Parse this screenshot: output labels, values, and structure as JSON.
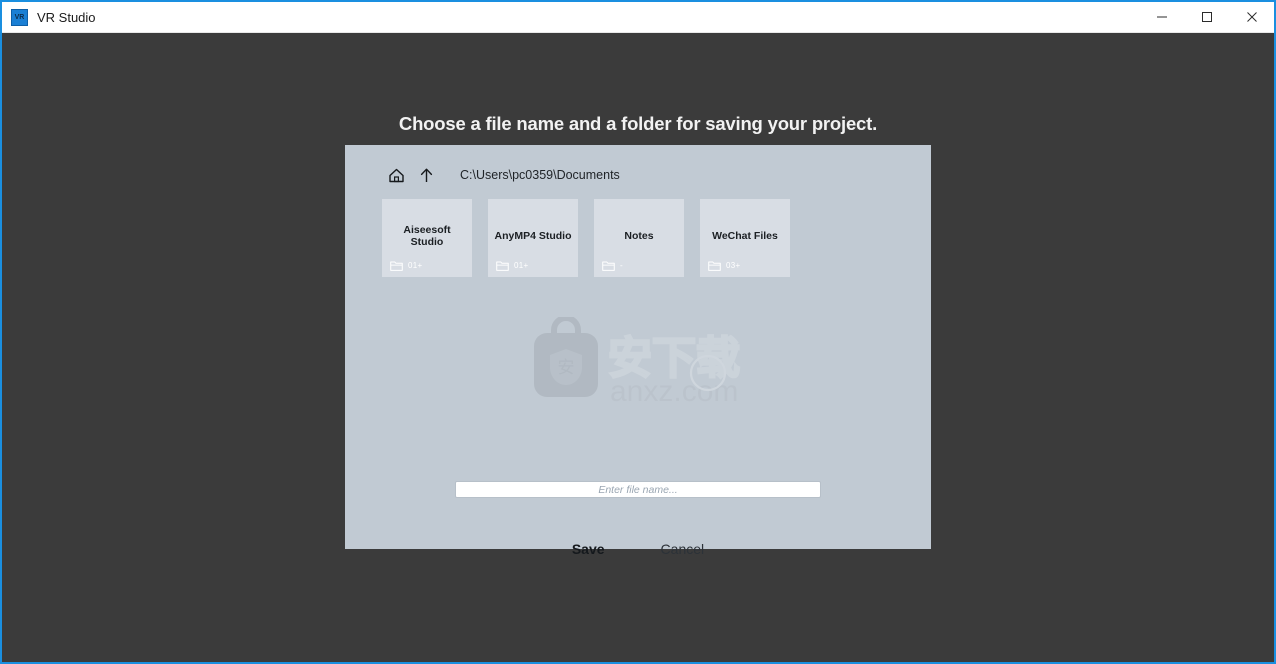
{
  "window": {
    "title": "VR Studio",
    "icon_label": "VR",
    "accent_color": "#1a8fe0",
    "background_color": "#3b3b3b",
    "controls": [
      {
        "name": "minimize",
        "glyph": "minimize-icon"
      },
      {
        "name": "maximize",
        "glyph": "maximize-icon"
      },
      {
        "name": "close",
        "glyph": "close-icon"
      }
    ]
  },
  "heading": "Choose a file name and a folder for saving your project.",
  "dialog": {
    "background_color": "#c1cad3",
    "path": "C:\\Users\\pc0359\\Documents",
    "nav": {
      "home_icon": "home-icon",
      "up_icon": "arrow-up-icon"
    },
    "folders": [
      {
        "name": "Aiseesoft Studio",
        "count": "01+",
        "icon": "folder-icon"
      },
      {
        "name": "AnyMP4 Studio",
        "count": "01+",
        "icon": "folder-icon"
      },
      {
        "name": "Notes",
        "count": "-",
        "icon": "folder-icon"
      },
      {
        "name": "WeChat Files",
        "count": "03+",
        "icon": "folder-icon"
      }
    ],
    "filename": {
      "value": "",
      "placeholder": "Enter file name..."
    },
    "buttons": {
      "save": "Save",
      "cancel": "Cancel"
    },
    "watermark": {
      "cn_text": "安下载",
      "url_text": "anxz.com",
      "logo_glyph": "安"
    }
  }
}
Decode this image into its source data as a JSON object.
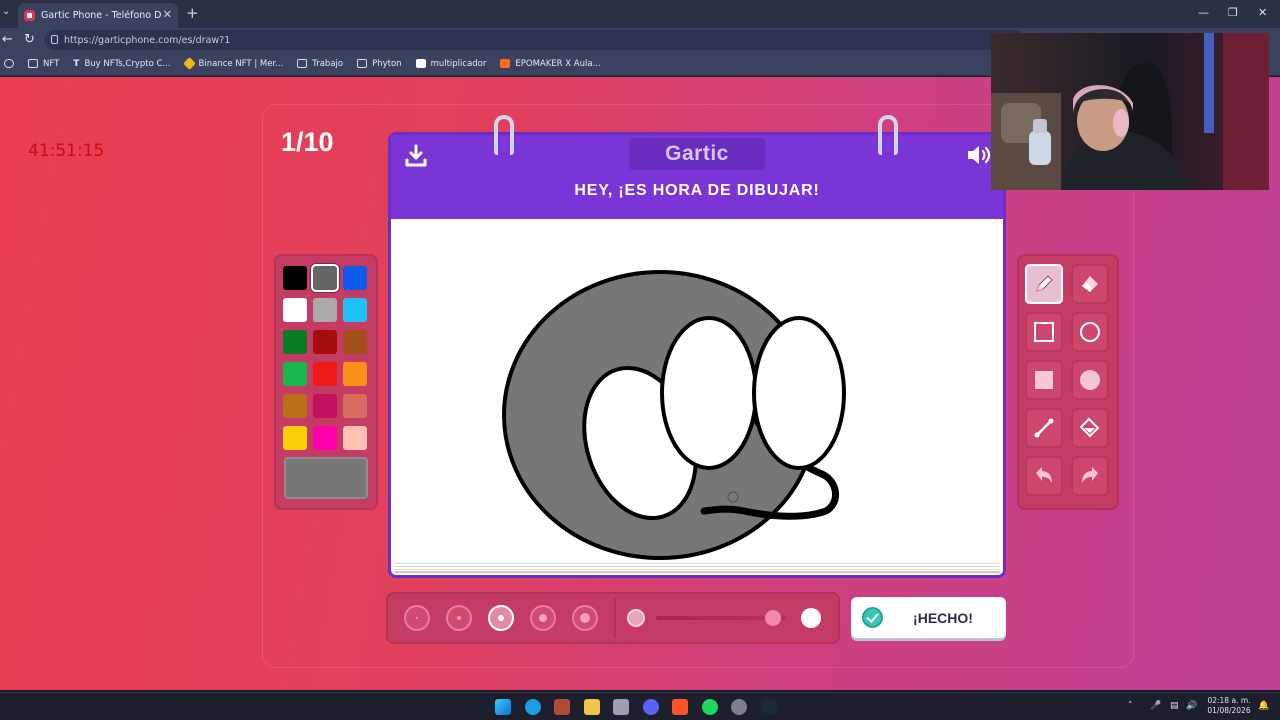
{
  "browser": {
    "tab_title": "Gartic Phone - Teléfono Descompuesto",
    "url": "https://garticphone.com/es/draw?1",
    "bookmarks": [
      "NFT",
      "Buy NFTs,Crypto C...",
      "Binance NFT | Mer...",
      "Trabajo",
      "Phyton",
      "multiplicador",
      "EPOMAKER X Aula..."
    ]
  },
  "overlay": {
    "timer": "41:51:15"
  },
  "game": {
    "round": "1/10",
    "brand": "Gartic",
    "prompt": "HEY, ¡ES HORA DE DIBUJAR!",
    "done_label": "¡HECHO!",
    "palette": [
      "#000000",
      "#666666",
      "#0f5ae6",
      "#ffffff",
      "#aaaaaa",
      "#1fc2f7",
      "#0a7a25",
      "#a60e0e",
      "#a3501c",
      "#17b84b",
      "#ee1a1a",
      "#f7911a",
      "#b96e17",
      "#c1105f",
      "#d96d63",
      "#fccf0a",
      "#ff00aa",
      "#ffc2b2"
    ],
    "selected_color": "#666666",
    "current_color": "#777777",
    "tools": [
      "pencil-icon",
      "eraser-icon",
      "rectangle-outline-icon",
      "ellipse-outline-icon",
      "rectangle-filled-icon",
      "ellipse-filled-icon",
      "line-icon",
      "fill-bucket-icon",
      "undo-icon",
      "redo-icon"
    ],
    "active_tool": "pencil-icon",
    "brush_sizes": 5,
    "selected_brush_size": 3,
    "opacity_level": 0.9
  },
  "taskbar": {
    "time": "02:18 a. m.",
    "date": "01/08/2026"
  }
}
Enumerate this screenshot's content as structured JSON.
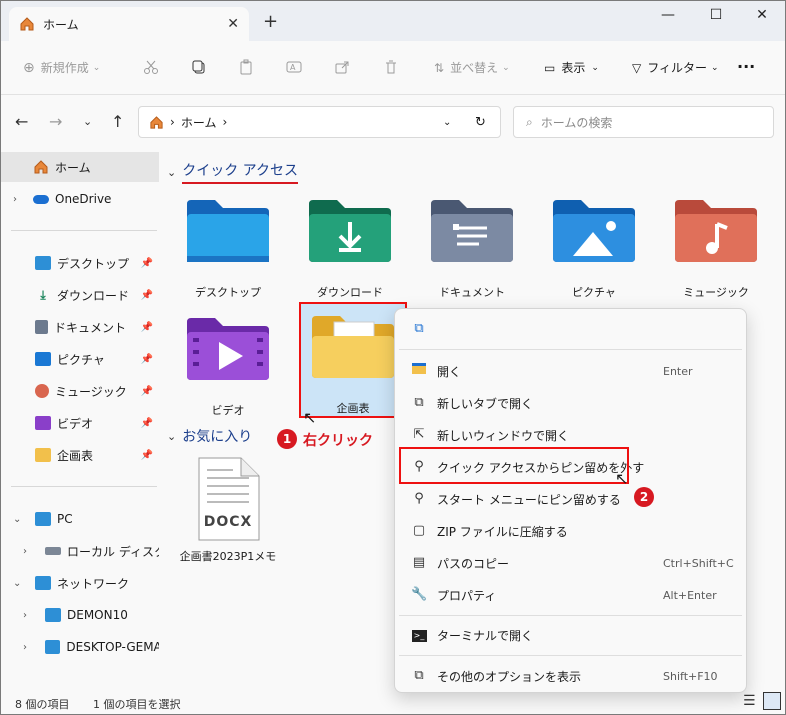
{
  "window": {
    "tab_title": "ホーム",
    "new_tab": "+",
    "minimize": "—",
    "maximize": "☐",
    "close": "✕"
  },
  "toolbar": {
    "new": "新規作成",
    "sort": "並べ替え",
    "view": "表示",
    "filter": "フィルター",
    "more": "···"
  },
  "address": {
    "home": "ホーム",
    "sep": "›",
    "search_placeholder": "ホームの検索"
  },
  "sidebar": {
    "home": "ホーム",
    "onedrive": "OneDrive",
    "pinned": [
      "デスクトップ",
      "ダウンロード",
      "ドキュメント",
      "ピクチャ",
      "ミュージック",
      "ビデオ",
      "企画表"
    ],
    "pc": "PC",
    "local_disk": "ローカル ディスク (C:)",
    "network": "ネットワーク",
    "net_items": [
      "DEMON10",
      "DESKTOP-GEMAV"
    ]
  },
  "main": {
    "quick_access": "クイック アクセス",
    "favorites": "お気に入り",
    "folders": [
      "デスクトップ",
      "ダウンロード",
      "ドキュメント",
      "ピクチャ",
      "ミュージック",
      "ビデオ",
      "企画表"
    ],
    "fav_file": "企画書2023P1メモ",
    "fav_file_ext": "DOCX"
  },
  "annotations": {
    "step1_num": "1",
    "step1_text": "右クリック",
    "step2_num": "2"
  },
  "context_menu": {
    "open": {
      "label": "開く",
      "shortcut": "Enter"
    },
    "open_tab": {
      "label": "新しいタブで開く"
    },
    "open_window": {
      "label": "新しいウィンドウで開く"
    },
    "unpin": {
      "label": "クイック アクセスからピン留めを外す"
    },
    "pin_start": {
      "label": "スタート メニューにピン留めする"
    },
    "zip": {
      "label": "ZIP ファイルに圧縮する"
    },
    "copy_path": {
      "label": "パスのコピー",
      "shortcut": "Ctrl+Shift+C"
    },
    "properties": {
      "label": "プロパティ",
      "shortcut": "Alt+Enter"
    },
    "terminal": {
      "label": "ターミナルで開く"
    },
    "more_options": {
      "label": "その他のオプションを表示",
      "shortcut": "Shift+F10"
    }
  },
  "status": {
    "count": "8 個の項目",
    "selected": "1 個の項目を選択"
  },
  "colors": {
    "accent_red": "#d71921",
    "link_blue": "#1c3f8c"
  }
}
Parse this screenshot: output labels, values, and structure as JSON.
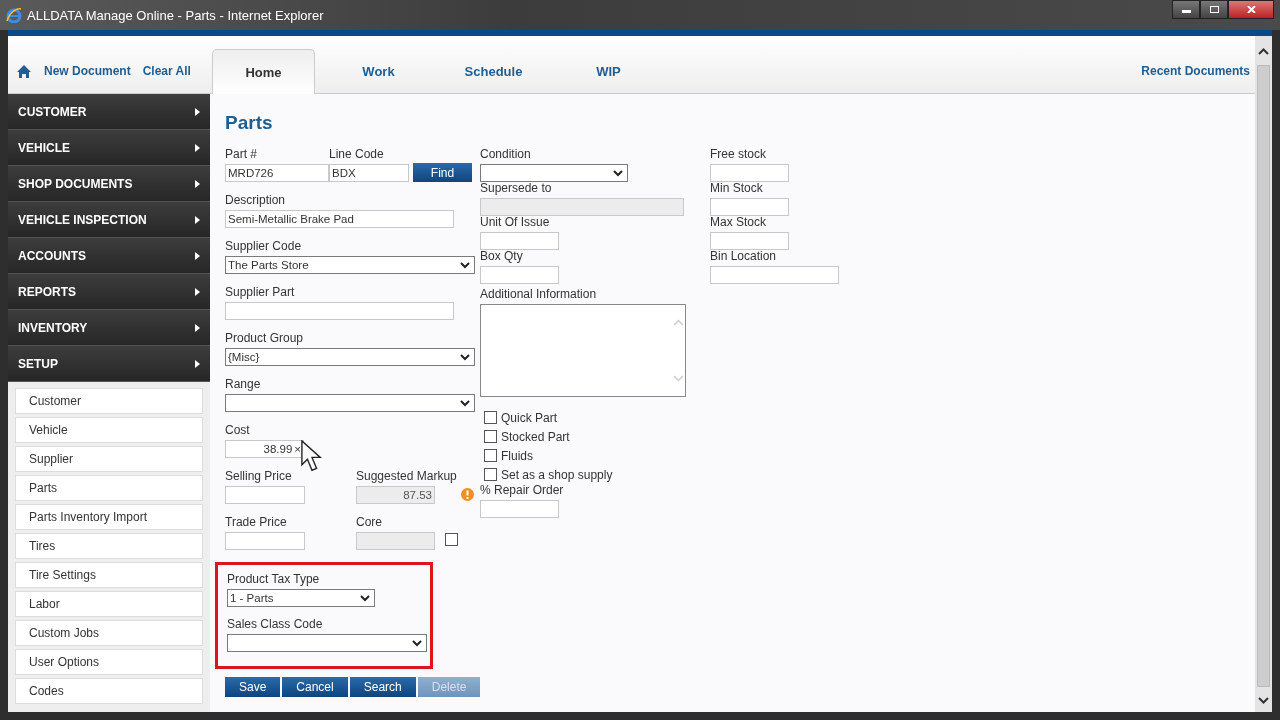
{
  "window": {
    "title": "ALLDATA Manage Online - Parts - Internet Explorer"
  },
  "header": {
    "links": [
      "New Document",
      "Clear All"
    ],
    "tabs": [
      {
        "label": "Home",
        "selected": true
      },
      {
        "label": "Work",
        "selected": false
      },
      {
        "label": "Schedule",
        "selected": false
      },
      {
        "label": "WIP",
        "selected": false
      }
    ],
    "recent": "Recent Documents"
  },
  "sidebar": {
    "menus": [
      "CUSTOMER",
      "VEHICLE",
      "SHOP DOCUMENTS",
      "VEHICLE INSPECTION",
      "ACCOUNTS",
      "REPORTS",
      "INVENTORY",
      "SETUP"
    ],
    "items": [
      "Customer",
      "Vehicle",
      "Supplier",
      "Parts",
      "Parts Inventory Import",
      "Tires",
      "Tire Settings",
      "Labor",
      "Custom Jobs",
      "User Options",
      "Codes"
    ]
  },
  "form": {
    "title": "Parts",
    "part_number": {
      "label": "Part #",
      "value": "MRD726"
    },
    "line_code": {
      "label": "Line Code",
      "value": "BDX"
    },
    "find_button": "Find",
    "description": {
      "label": "Description",
      "value": "Semi-Metallic Brake Pad"
    },
    "supplier_code": {
      "label": "Supplier Code",
      "value": "The Parts Store"
    },
    "supplier_part": {
      "label": "Supplier Part"
    },
    "product_group": {
      "label": "Product Group",
      "value": "{Misc}"
    },
    "range": {
      "label": "Range"
    },
    "cost": {
      "label": "Cost",
      "value": "38.99",
      "clear": "×"
    },
    "selling_price": {
      "label": "Selling Price"
    },
    "suggested_markup": {
      "label": "Suggested Markup",
      "value": "87.53",
      "disabled": true,
      "warning": true
    },
    "trade_price": {
      "label": "Trade Price"
    },
    "core": {
      "label": "Core",
      "disabled": true,
      "checked": false
    },
    "tax_section": {
      "highlighted": true,
      "product_tax_type": {
        "label": "Product Tax Type",
        "value": "1 - Parts"
      },
      "sales_class_code": {
        "label": "Sales Class Code"
      }
    },
    "buttons": [
      {
        "label": "Save",
        "disabled": false
      },
      {
        "label": "Cancel",
        "disabled": false
      },
      {
        "label": "Search",
        "disabled": false
      },
      {
        "label": "Delete",
        "disabled": true
      }
    ],
    "condition": {
      "label": "Condition"
    },
    "supersede_to": {
      "label": "Supersede to",
      "disabled": true
    },
    "unit_of_issue": {
      "label": "Unit Of Issue"
    },
    "box_qty": {
      "label": "Box Qty"
    },
    "additional_information": {
      "label": "Additional Information"
    },
    "options": [
      {
        "label": "Quick Part",
        "checked": false
      },
      {
        "label": "Stocked Part",
        "checked": false
      },
      {
        "label": "Fluids",
        "checked": false
      },
      {
        "label": "Set as a shop supply",
        "checked": false
      }
    ],
    "repair_order_percent": {
      "label": "% Repair Order"
    },
    "free_stock": {
      "label": "Free stock"
    },
    "min_stock": {
      "label": "Min Stock"
    },
    "max_stock": {
      "label": "Max Stock"
    },
    "bin_location": {
      "label": "Bin Location"
    }
  }
}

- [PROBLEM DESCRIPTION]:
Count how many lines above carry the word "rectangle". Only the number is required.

- [TASK SOLUTION]:
2